Finally, reason prevails. At least in Mississippi. At least this week.
It seems Mississippi passed a law in 2012 that would have effectively shut down the last abortion clinic in the state. The law requires that abortion doctors have admitting privileges at a local hospital and only one of the three doctors at the clinic was able to get such privileges. The other two were denied by seven different hospitals because their “medical practice is inconsistent with” the hospitals’ practices.
Tuesday a federal court ruled against the law. The 5th U.S. Circuit Court of Appeals noted this isn’t a matter of whether abortion is legal; the Supreme Court “long ago” established that it is.
As reported by CNN, the judges wrote:
“The ultimate issue in this appeal is whether the state of Mississippi can impose a regulation that effectively will close its only abortion clinic.” …
“We … hold that Mississippi may not shift its obligation to respect the established constitutional rights of its citizens to another state. Such a proposal would not only place an undue burden on the exercise of a constitutional right, but would also disregard a state’s obligation under the principle of federalism — applicable to all 50 states.” …
… “a state cannot lean on its sovereign neighbors to provide protection of its citizens’ federal constitutional rights.”
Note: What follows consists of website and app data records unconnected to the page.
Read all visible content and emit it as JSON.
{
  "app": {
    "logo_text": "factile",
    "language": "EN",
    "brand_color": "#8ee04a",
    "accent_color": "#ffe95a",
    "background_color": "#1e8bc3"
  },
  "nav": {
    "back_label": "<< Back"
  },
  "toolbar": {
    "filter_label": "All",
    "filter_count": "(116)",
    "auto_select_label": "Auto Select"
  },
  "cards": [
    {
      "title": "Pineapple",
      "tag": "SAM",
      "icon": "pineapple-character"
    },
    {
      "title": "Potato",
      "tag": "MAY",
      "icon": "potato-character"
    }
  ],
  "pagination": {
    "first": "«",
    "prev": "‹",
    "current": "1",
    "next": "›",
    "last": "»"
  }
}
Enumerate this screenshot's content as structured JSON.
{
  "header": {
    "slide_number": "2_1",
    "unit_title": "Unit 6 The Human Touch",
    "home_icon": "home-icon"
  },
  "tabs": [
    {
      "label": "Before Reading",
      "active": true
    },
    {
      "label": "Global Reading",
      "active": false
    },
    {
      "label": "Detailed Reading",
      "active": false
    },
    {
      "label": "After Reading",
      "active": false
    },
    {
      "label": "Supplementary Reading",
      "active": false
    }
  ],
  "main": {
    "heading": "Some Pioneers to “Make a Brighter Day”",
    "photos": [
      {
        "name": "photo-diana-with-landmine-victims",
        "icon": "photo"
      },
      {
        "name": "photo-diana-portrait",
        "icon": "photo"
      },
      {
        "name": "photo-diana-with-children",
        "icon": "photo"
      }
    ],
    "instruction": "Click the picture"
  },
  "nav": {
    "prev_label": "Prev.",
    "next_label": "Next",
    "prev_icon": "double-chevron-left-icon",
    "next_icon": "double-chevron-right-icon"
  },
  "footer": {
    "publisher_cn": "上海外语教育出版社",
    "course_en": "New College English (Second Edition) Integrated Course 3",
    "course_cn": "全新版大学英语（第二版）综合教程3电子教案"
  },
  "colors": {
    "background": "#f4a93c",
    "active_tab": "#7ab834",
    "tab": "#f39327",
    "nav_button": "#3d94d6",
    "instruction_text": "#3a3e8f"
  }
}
Nice to know there is still some sanity left in at least one U.S. court.